Sylvia Bugg is PBS‘s highly-respected Chief Programming Executive & General Manager, General Audience Programming. Sylvia shares her strategy and program highlights in our engaging Meet the Executive session for Sunny Side of the Doc. Watch the Session: Key Themes I begin by asking Sylvia how PBS is adapting to the streaming era. She references clips …

Trillion-dollar Death Stars are Existential Threats to Legacy Media Players. 2021 Media Universe Map by Evan Shapiro

 “When you look at the entertainment war for attention and you realise that there are seven trillion-dollar Death Stars – Amazon, Google, Facebook, Microsoft, Apple, Tencent and Alibaba – all with unlimited resources and diversified revenue models, you understand why scale is the most important thing,” says Evan Shapiro, producer, media commentator and creator of …

SUNNY SIDE OF THE DOC – NEWS ROUNDUP, June 2021: Unscripted Investment Frenzy & more

Story of the Month: Investors Target Unscripted Production.
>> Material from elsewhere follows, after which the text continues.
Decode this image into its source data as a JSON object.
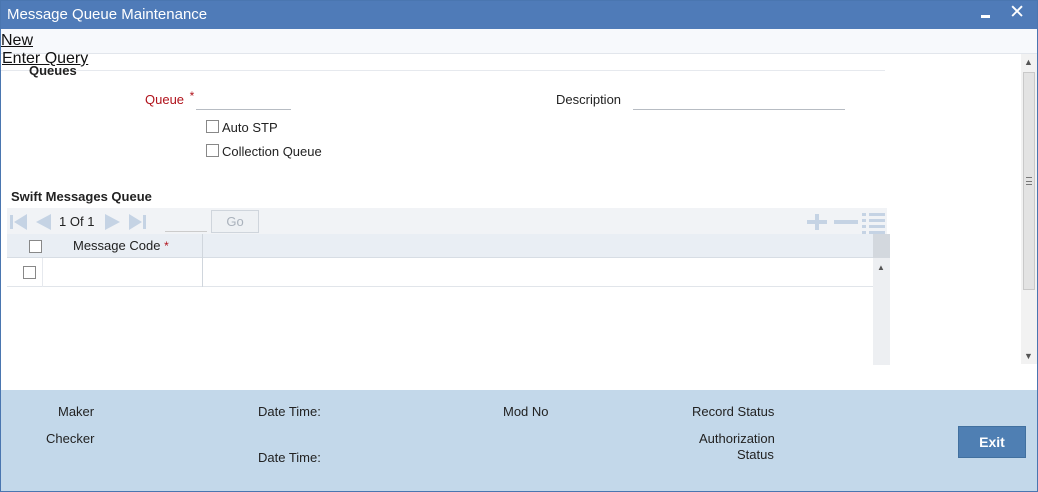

There’s a frenzy of investment in unscripted production // Wall Street Journal. New SVOD’s fail to understand that success depends on streaming addiction // Lightshed Partners. Netflix Australia: Revenues surge but avoids taxes and local production // The Age + Documentary Business. Audiences want more documentaries in streaming libraries …

Streaming Addiction: New SVOD entrants are all making a critical strategic mistake

Two articles on the state of the industry caught my attention this week: A brilliant analysis of a key success factor for streamers from Lightshed Partners. And a ho-hum Wall Street Journal story that nonetheless captures the current investment frenzy for Unscripted productions. Nat Geo also shared an updated INCLUSION STANDARDS. Scroll down for the …

Netflix Shrinks Australia’s Local Production Spend: My back-of-envelope lesson

The rise of the streamers has an overall negative impact on global spending on television production. Why? Channels greenlight 200-600 hours / year to populate their linear, 7-day schedules with original programs. Streamers buy enough new programs to attract and retain subscribers. The following Australian example is revealing… if you accept my back-of-envelope calculations and …